The Effects of Indoor Plants


Bringing plants indoors may have more benefits than just adding aesthetic beauty. Plants affect the indoor environment in a variety of ways, from physical to cognitive effects.


Plants can add fresh air to a room; plants take in carbon dioxide and release oxygen into the air. The Environmental Protection Agency rates indoor air pollution as one of the top five health hazards.

Filter Toxins

Volatile Organic Compounds (VOCs) are removed from the room's air through plant's leaves and roots. VOCs are found in household paint, carpet and other building materials.


Winter months are generally very dry indoors; plants add additional moisture to the air. A slightly humid room is more comfortable and can help itchy, dry skin during the colder months.

Sense of Well Being

Plants can add a feeling of well-being and liveliness to an environment, especially during cold, dreary winter months. Virginia Lohr of the Department of Horticulture and Landscape Architecture at Washington State University found that indoor plants increase productivity, relaxation and a sense of calmness in people.


Experiencing nature indoors is important because many people do not spend time outdoors and are therefore losing a connection to outdoor plant life. A 2007 report by The University of Guam states people spend 70 to 90 percent of their time indoors.


  • Northwestern University
  • University of Guam
  • Swarthmore College
Keywords: indoor, plants, effects, benefits

About this Author
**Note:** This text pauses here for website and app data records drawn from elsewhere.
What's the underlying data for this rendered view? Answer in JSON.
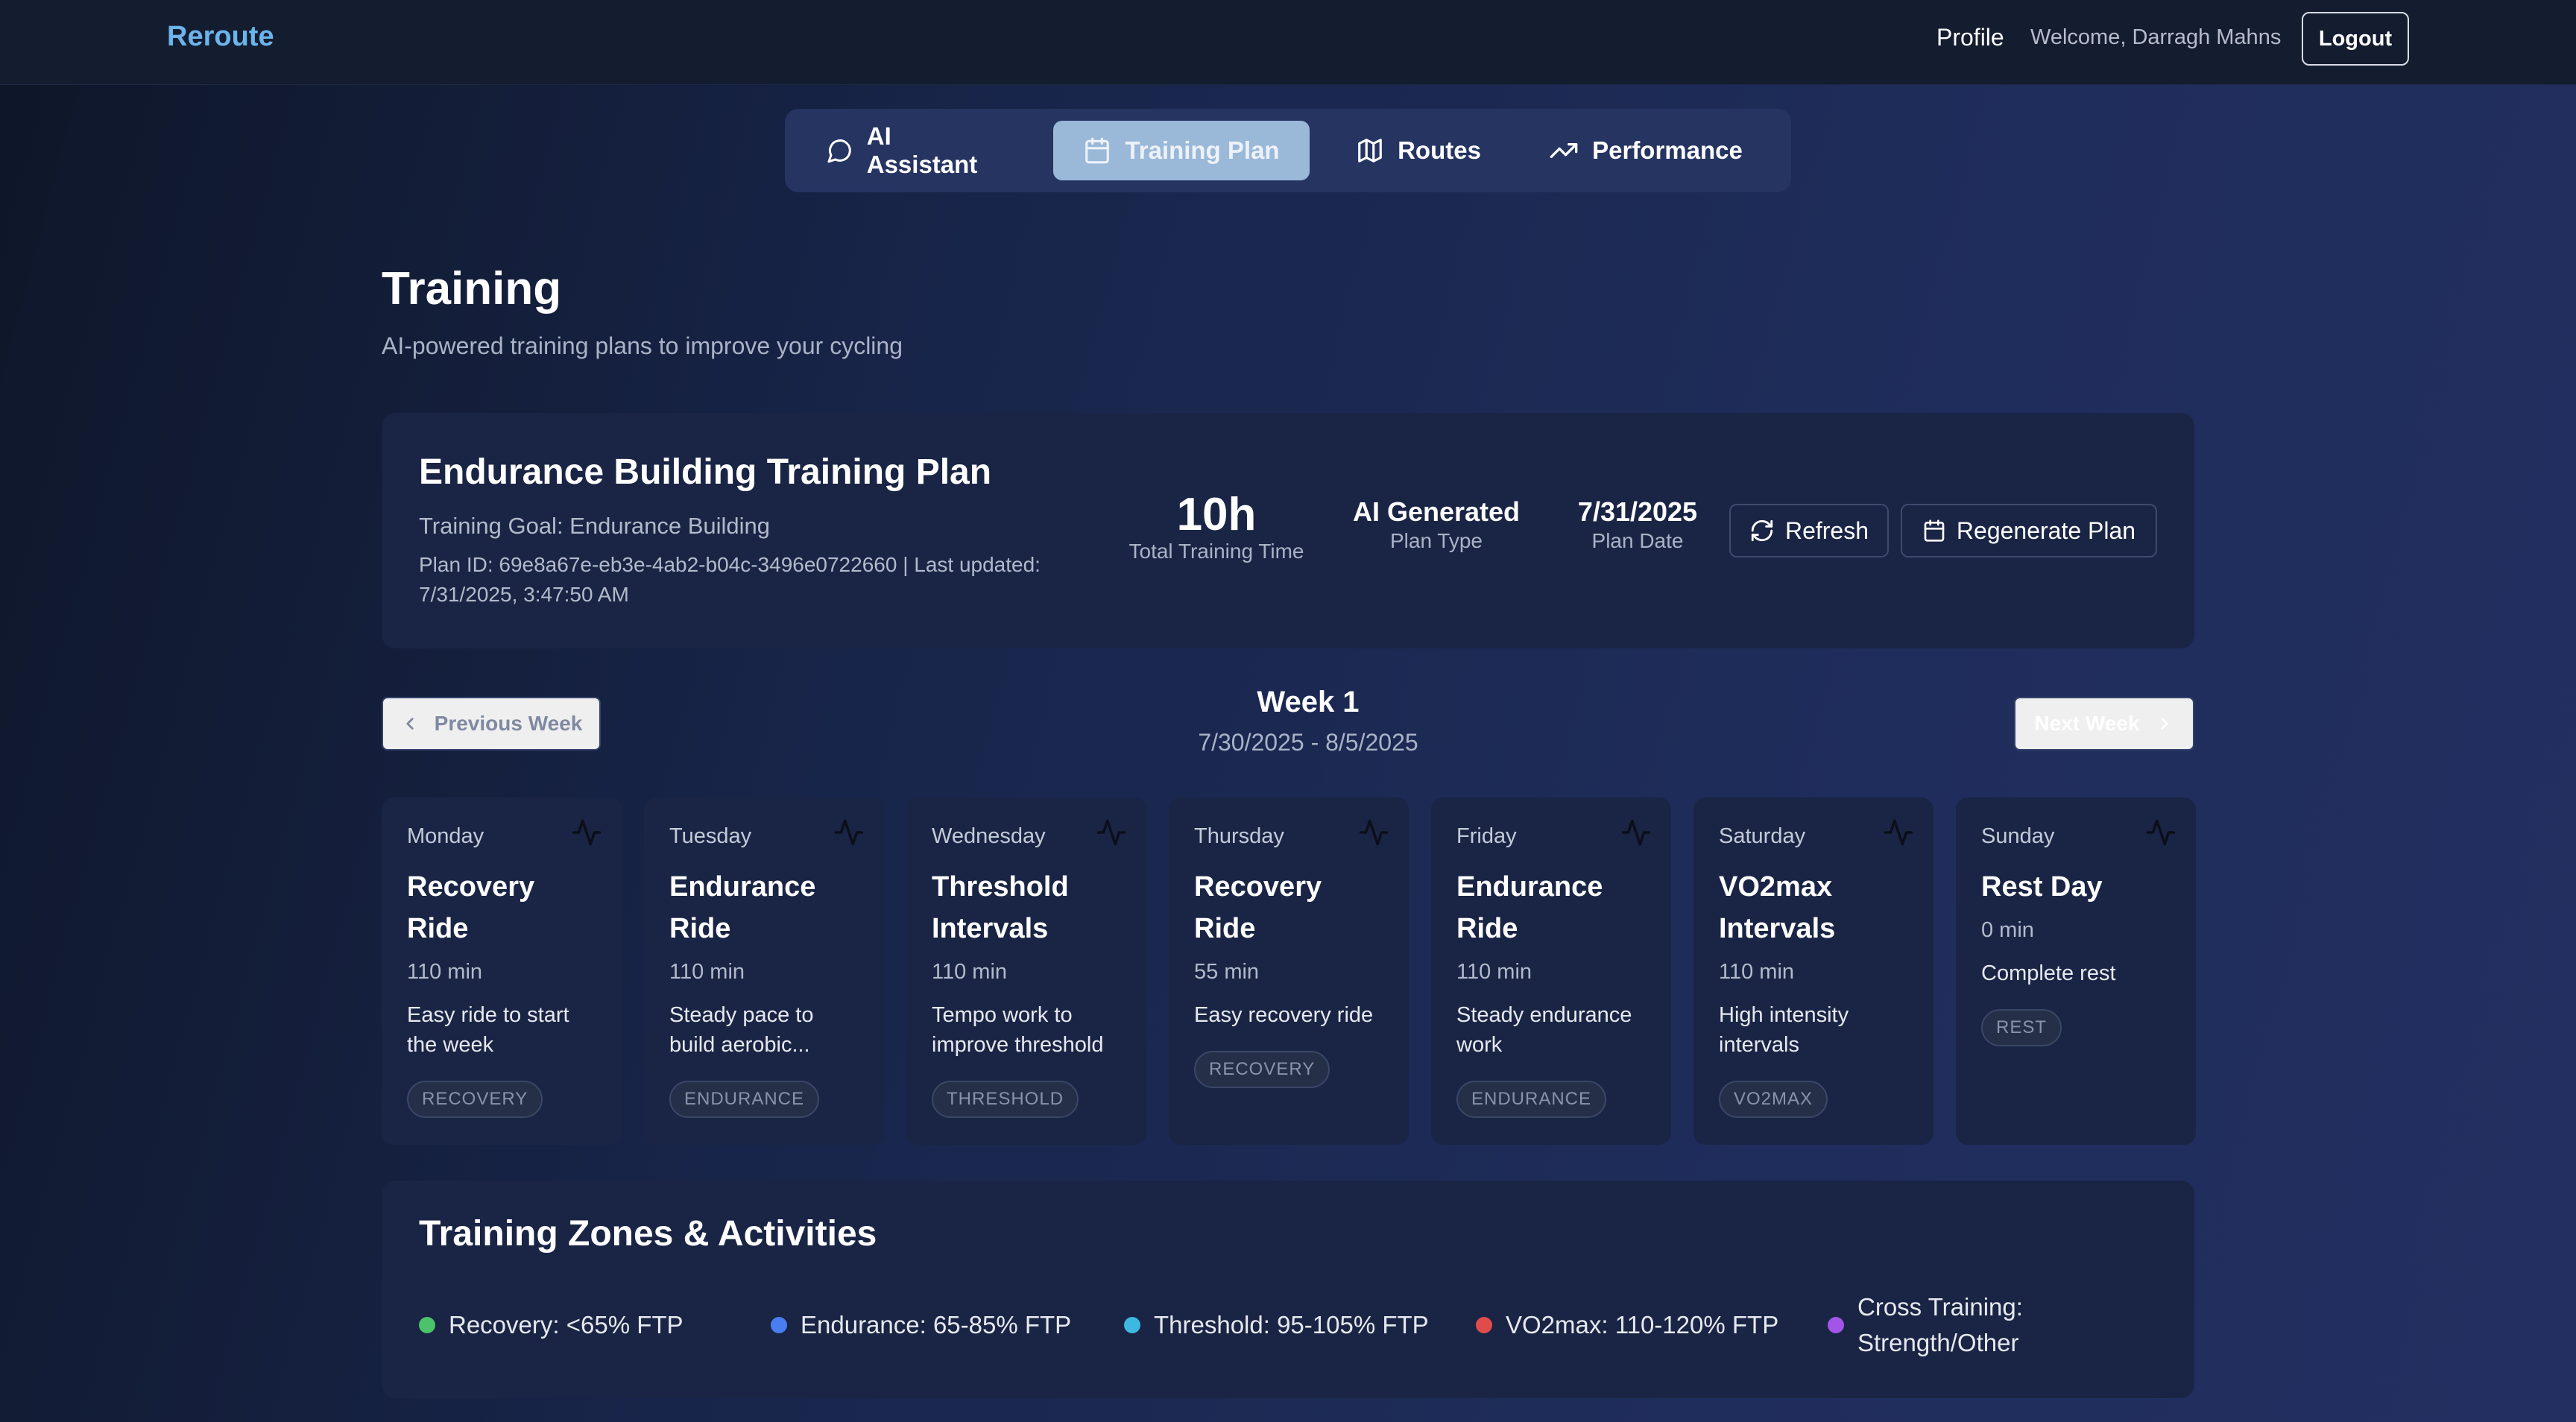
{
  "header": {
    "brand": "Reroute",
    "profile_link": "Profile",
    "welcome": "Welcome, Darragh Mahns",
    "logout_label": "Logout"
  },
  "tabs": [
    {
      "label": "AI Assistant",
      "icon": "chat-bubble-icon",
      "active": false
    },
    {
      "label": "Training Plan",
      "icon": "calendar-icon",
      "active": true
    },
    {
      "label": "Routes",
      "icon": "map-icon",
      "active": false
    },
    {
      "label": "Performance",
      "icon": "trending-up-icon",
      "active": false
    }
  ],
  "page": {
    "title": "Training",
    "subtitle": "AI-powered training plans to improve your cycling"
  },
  "plan": {
    "title": "Endurance Building Training Plan",
    "goal": "Training Goal: Endurance Building",
    "meta": "Plan ID: 69e8a67e-eb3e-4ab2-b04c-3496e0722660 | Last updated: 7/31/2025, 3:47:50 AM",
    "total_time_value": "10h",
    "total_time_label": "Total Training Time",
    "plan_type_value": "AI Generated",
    "plan_type_label": "Plan Type",
    "plan_date_value": "7/31/2025",
    "plan_date_label": "Plan Date",
    "refresh_label": "Refresh",
    "regenerate_label": "Regenerate Plan"
  },
  "week": {
    "prev_label": "Previous Week",
    "next_label": "Next Week",
    "title": "Week 1",
    "range": "7/30/2025 - 8/5/2025",
    "days": [
      {
        "day": "Monday",
        "title": "Recovery Ride",
        "duration": "110 min",
        "description": "Easy ride to start the week",
        "tag": "RECOVERY"
      },
      {
        "day": "Tuesday",
        "title": "Endurance Ride",
        "duration": "110 min",
        "description": "Steady pace to build aerobic...",
        "tag": "ENDURANCE"
      },
      {
        "day": "Wednesday",
        "title": "Threshold Intervals",
        "duration": "110 min",
        "description": "Tempo work to improve threshold",
        "tag": "THRESHOLD"
      },
      {
        "day": "Thursday",
        "title": "Recovery Ride",
        "duration": "55 min",
        "description": "Easy recovery ride",
        "tag": "RECOVERY"
      },
      {
        "day": "Friday",
        "title": "Endurance Ride",
        "duration": "110 min",
        "description": "Steady endurance work",
        "tag": "ENDURANCE"
      },
      {
        "day": "Saturday",
        "title": "VO2max Intervals",
        "duration": "110 min",
        "description": "High intensity intervals",
        "tag": "VO2MAX"
      },
      {
        "day": "Sunday",
        "title": "Rest Day",
        "duration": "0 min",
        "description": "Complete rest",
        "tag": "REST"
      }
    ]
  },
  "zones": {
    "title": "Training Zones & Activities",
    "items": [
      {
        "label": "Recovery: <65% FTP",
        "color": "#4cc26a"
      },
      {
        "label": "Endurance: 65-85% FTP",
        "color": "#4a7ef0"
      },
      {
        "label": "Threshold: 95-105% FTP",
        "color": "#3db8e0"
      },
      {
        "label": "VO2max: 110-120% FTP",
        "color": "#e24b4b"
      },
      {
        "label": "Cross Training: Strength/Other",
        "color": "#a355e8"
      }
    ]
  }
}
Julie Hampton has worked as a professional freelance writer since 1999 for various newspapers and websites including "The Florida Sun" and "Pensacola News Journal." She served in the U.S. Army as a combat medic and nurse for over six years and recently worked as the Community Relations Director for a health center. Hampton studied journalism and communications at the University of West Florida.